(RECORDS FOR THIS TASK):

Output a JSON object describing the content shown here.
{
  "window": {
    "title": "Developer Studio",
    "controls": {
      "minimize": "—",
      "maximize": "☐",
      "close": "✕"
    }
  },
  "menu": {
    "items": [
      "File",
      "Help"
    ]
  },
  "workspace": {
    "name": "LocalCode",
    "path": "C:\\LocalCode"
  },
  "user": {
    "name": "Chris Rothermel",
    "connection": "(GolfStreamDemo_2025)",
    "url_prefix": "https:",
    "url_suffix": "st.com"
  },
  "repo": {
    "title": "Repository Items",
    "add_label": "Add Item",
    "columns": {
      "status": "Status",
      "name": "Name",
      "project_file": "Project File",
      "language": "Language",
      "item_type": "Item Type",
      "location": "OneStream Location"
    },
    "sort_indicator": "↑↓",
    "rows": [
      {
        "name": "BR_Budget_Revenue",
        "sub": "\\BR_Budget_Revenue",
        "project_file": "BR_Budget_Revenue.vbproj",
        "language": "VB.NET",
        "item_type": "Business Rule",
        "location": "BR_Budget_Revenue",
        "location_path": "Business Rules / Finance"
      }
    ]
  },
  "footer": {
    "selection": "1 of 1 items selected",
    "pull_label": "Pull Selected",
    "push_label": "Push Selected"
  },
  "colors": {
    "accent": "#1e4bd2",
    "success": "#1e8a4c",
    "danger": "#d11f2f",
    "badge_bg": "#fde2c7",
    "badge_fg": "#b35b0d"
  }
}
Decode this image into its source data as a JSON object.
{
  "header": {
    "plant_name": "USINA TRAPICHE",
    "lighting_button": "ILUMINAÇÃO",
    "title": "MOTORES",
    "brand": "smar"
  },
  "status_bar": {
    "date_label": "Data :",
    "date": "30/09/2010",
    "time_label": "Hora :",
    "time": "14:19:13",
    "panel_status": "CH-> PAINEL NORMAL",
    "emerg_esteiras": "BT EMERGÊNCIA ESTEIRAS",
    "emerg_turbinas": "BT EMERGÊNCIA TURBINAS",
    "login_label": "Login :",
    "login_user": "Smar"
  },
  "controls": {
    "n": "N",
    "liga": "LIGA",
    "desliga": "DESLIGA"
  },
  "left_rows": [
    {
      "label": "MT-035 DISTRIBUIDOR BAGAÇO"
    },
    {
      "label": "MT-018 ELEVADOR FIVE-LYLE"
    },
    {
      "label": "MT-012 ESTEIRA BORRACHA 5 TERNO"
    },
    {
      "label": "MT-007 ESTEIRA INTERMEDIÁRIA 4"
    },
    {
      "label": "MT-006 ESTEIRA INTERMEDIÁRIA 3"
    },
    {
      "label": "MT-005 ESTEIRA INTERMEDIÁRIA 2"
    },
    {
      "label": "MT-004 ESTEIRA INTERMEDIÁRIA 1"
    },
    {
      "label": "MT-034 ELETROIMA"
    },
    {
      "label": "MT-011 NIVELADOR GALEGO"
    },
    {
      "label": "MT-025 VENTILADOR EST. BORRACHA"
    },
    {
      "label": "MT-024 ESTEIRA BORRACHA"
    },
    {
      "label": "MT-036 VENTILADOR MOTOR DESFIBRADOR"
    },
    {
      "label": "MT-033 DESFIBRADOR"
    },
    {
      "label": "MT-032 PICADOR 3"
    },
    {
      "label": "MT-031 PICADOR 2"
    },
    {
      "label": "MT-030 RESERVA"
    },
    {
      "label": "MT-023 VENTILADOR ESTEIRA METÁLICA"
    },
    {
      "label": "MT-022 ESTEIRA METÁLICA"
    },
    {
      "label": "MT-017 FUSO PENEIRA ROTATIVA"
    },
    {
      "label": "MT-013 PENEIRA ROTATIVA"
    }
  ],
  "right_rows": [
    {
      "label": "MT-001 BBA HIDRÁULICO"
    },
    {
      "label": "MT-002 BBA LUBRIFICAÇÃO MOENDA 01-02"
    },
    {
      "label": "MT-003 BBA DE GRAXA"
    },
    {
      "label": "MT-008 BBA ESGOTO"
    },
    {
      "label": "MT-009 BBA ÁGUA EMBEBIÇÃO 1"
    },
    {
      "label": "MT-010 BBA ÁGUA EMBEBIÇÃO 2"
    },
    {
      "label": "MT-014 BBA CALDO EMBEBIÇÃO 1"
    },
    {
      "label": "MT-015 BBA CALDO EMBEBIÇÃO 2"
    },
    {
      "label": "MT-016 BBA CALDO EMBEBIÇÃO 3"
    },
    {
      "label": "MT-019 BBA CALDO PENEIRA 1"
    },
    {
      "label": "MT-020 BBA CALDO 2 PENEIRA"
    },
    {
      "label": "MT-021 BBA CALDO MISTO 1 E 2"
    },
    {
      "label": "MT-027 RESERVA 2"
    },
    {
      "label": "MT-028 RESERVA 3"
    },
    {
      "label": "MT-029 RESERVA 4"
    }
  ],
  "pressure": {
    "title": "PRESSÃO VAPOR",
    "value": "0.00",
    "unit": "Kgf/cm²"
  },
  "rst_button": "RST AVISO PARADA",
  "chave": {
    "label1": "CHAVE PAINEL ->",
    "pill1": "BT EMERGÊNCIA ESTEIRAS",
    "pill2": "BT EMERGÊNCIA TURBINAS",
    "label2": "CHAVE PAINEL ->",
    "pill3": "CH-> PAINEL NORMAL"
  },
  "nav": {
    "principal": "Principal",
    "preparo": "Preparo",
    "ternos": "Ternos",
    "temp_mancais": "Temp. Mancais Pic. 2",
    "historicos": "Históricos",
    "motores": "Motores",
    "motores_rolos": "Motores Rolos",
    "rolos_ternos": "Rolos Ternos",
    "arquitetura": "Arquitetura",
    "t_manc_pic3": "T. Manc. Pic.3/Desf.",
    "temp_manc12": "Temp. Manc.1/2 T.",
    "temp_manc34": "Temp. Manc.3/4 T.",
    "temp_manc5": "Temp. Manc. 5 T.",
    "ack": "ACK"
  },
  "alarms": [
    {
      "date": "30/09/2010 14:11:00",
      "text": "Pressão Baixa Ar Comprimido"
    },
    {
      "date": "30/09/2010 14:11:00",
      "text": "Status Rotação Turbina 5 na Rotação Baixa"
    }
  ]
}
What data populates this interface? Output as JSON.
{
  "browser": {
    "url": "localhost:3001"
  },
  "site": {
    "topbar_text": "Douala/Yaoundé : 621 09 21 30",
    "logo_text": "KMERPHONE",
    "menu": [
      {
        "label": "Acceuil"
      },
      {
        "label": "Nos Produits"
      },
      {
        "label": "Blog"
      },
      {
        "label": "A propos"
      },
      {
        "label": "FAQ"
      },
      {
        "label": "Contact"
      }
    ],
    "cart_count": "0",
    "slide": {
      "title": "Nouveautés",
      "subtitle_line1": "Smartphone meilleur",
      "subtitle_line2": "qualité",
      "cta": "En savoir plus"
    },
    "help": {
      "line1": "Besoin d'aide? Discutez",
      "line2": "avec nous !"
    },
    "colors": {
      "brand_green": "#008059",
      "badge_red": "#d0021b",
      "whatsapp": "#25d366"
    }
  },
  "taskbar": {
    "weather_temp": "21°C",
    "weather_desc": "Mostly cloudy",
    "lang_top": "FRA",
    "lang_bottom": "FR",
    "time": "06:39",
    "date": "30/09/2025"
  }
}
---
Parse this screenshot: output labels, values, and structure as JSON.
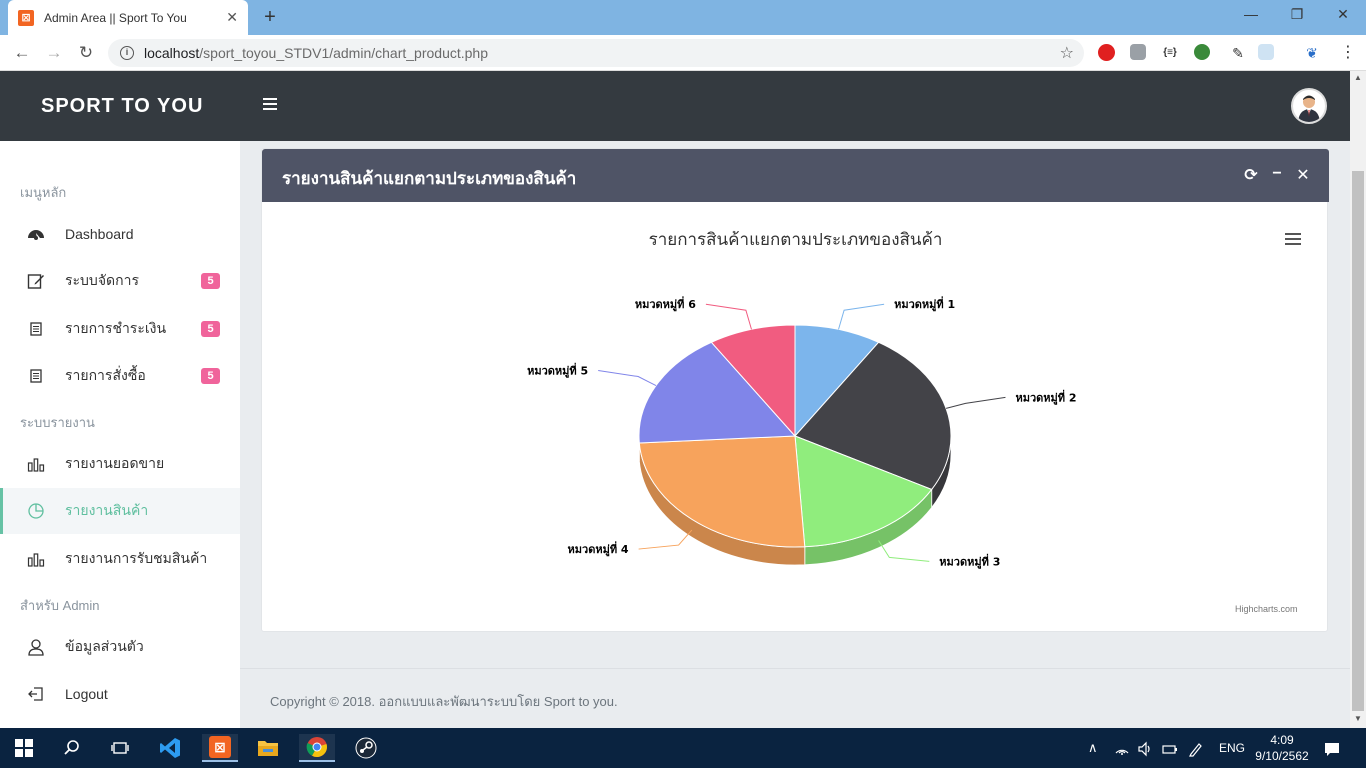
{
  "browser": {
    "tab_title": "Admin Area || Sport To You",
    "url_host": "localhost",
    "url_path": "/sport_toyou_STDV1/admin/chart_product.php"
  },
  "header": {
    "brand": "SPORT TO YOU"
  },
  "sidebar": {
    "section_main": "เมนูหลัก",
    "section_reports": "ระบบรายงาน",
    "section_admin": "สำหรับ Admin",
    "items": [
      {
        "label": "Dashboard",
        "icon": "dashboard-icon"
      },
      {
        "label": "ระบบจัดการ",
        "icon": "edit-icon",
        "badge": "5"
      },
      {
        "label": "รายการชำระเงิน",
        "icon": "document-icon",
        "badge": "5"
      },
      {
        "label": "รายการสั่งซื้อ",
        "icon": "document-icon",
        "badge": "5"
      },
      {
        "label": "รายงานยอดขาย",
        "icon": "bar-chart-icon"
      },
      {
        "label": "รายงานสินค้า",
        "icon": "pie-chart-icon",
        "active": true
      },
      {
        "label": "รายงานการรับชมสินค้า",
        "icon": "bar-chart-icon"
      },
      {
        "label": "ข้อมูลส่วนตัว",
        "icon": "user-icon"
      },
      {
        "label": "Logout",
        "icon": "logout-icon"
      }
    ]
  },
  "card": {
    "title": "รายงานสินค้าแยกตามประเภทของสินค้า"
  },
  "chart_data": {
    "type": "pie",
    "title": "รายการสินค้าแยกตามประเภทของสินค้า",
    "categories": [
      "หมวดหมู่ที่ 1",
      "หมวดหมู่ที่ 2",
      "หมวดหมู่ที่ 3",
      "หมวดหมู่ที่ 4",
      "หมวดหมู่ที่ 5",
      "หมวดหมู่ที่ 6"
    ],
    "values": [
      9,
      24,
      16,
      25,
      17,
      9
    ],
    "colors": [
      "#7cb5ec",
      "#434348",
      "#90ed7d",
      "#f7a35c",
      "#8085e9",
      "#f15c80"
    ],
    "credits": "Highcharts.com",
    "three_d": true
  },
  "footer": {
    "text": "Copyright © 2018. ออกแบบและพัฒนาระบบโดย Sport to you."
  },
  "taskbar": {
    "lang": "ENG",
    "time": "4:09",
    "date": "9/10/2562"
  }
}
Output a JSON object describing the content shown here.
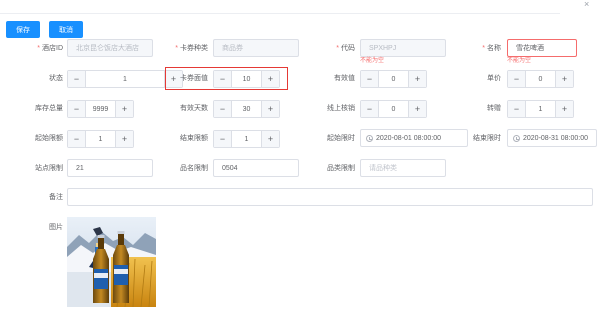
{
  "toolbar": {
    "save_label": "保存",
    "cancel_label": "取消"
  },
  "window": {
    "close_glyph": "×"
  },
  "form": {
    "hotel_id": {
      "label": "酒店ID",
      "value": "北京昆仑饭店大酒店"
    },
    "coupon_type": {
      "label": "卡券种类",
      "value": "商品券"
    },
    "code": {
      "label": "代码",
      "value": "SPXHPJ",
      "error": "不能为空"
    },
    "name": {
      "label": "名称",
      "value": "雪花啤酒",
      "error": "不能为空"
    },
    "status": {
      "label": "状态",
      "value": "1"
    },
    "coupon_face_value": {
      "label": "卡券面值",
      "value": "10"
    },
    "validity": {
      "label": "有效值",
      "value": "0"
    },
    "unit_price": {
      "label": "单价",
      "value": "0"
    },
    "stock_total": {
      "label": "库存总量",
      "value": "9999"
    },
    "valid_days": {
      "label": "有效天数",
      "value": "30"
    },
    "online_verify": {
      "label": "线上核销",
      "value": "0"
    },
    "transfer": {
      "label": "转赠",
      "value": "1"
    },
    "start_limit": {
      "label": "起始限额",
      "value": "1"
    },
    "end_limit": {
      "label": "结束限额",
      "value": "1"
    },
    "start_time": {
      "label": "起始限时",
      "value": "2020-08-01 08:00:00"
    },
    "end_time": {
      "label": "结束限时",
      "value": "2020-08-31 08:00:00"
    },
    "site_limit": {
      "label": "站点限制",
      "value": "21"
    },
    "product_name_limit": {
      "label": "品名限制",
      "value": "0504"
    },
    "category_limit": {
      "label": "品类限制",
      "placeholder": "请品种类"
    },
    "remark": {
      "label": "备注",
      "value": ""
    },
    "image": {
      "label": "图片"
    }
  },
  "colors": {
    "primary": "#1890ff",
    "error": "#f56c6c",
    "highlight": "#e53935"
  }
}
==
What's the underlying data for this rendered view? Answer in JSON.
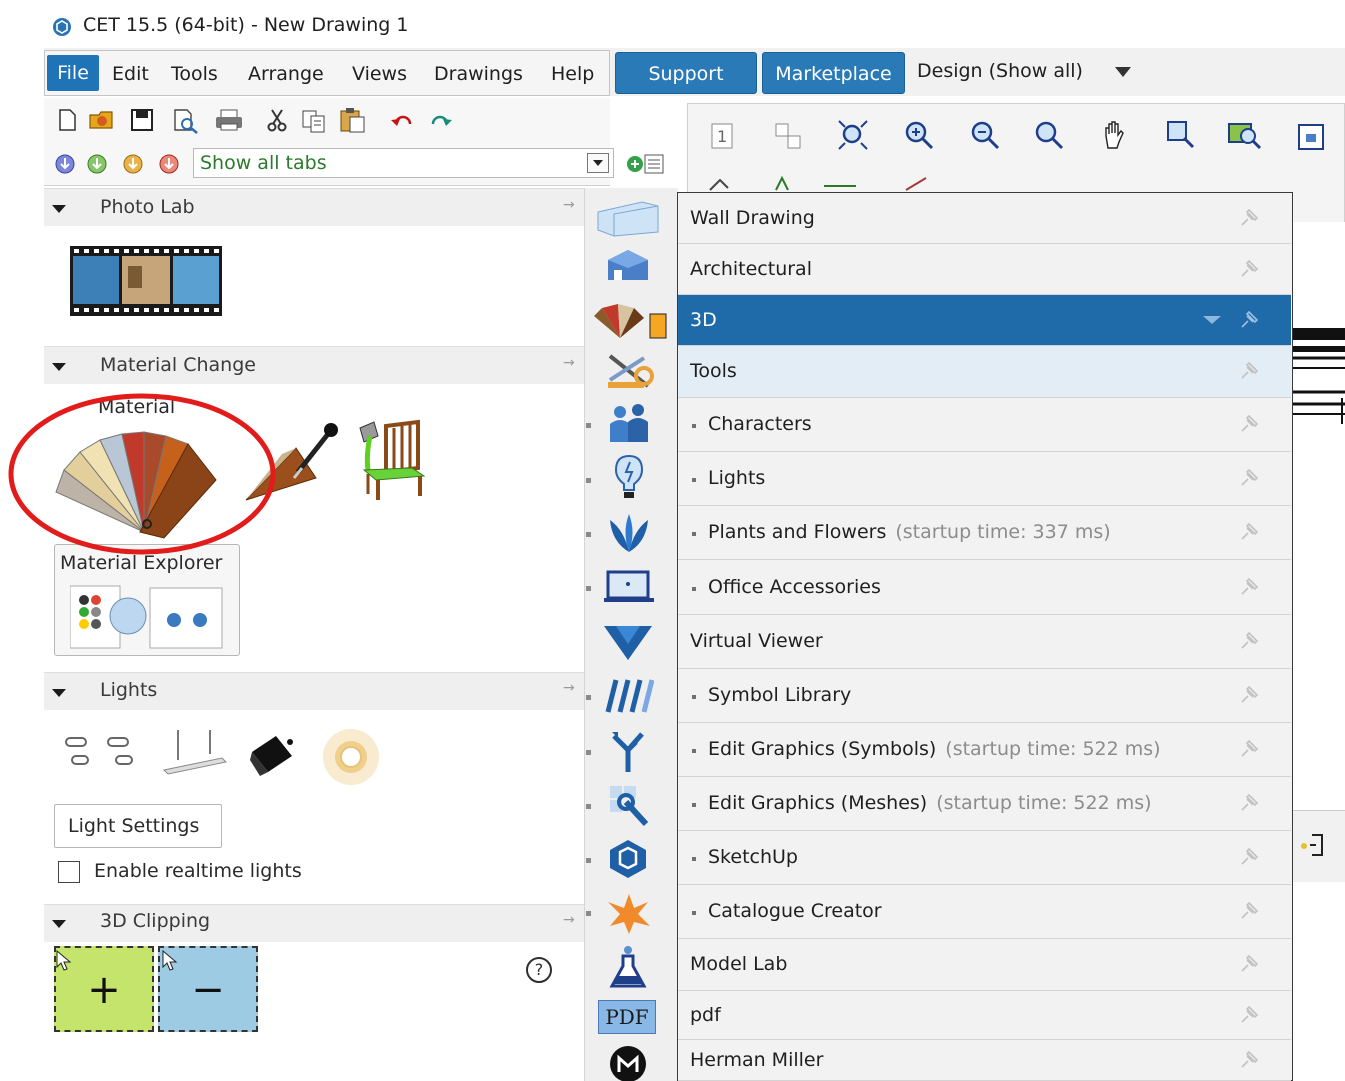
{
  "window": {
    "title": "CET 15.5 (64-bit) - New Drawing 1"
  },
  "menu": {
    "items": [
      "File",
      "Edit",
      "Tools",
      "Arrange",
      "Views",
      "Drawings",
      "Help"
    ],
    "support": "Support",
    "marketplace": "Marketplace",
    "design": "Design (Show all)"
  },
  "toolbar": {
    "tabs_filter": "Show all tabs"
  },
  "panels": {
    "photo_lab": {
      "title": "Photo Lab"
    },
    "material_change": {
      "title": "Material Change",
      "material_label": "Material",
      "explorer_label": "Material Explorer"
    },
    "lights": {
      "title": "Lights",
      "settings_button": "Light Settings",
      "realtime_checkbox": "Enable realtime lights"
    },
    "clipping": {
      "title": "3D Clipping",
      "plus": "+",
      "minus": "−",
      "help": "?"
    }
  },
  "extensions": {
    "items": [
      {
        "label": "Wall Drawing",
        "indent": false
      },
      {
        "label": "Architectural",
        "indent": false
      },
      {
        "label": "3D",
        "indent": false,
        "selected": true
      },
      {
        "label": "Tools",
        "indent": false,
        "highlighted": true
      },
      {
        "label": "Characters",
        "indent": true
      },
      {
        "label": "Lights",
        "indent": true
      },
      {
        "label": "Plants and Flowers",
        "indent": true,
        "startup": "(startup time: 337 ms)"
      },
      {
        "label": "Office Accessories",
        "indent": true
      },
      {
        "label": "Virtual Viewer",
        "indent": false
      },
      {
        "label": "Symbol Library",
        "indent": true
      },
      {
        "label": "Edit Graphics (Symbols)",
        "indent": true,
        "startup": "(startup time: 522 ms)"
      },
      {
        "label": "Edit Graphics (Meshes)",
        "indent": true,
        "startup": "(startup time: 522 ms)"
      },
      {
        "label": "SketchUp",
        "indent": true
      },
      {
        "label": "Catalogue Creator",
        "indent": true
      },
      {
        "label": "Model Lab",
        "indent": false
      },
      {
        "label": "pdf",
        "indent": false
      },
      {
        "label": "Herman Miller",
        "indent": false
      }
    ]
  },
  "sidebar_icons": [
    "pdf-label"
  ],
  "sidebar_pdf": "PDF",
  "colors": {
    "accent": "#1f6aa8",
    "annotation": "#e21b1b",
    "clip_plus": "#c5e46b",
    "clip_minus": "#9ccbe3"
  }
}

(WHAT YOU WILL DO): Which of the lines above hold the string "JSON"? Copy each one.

(ANSWER TO THE EXERCISE):
Output a JSON object describing the content shown here.
Decode this image into its source data as a JSON object.
What data populates this interface? Output as JSON.
Parse this screenshot: output labels, values, and structure as JSON.
Output a JSON object describing the content shown here.
What's the underlying data for this rendered view? Answer in JSON.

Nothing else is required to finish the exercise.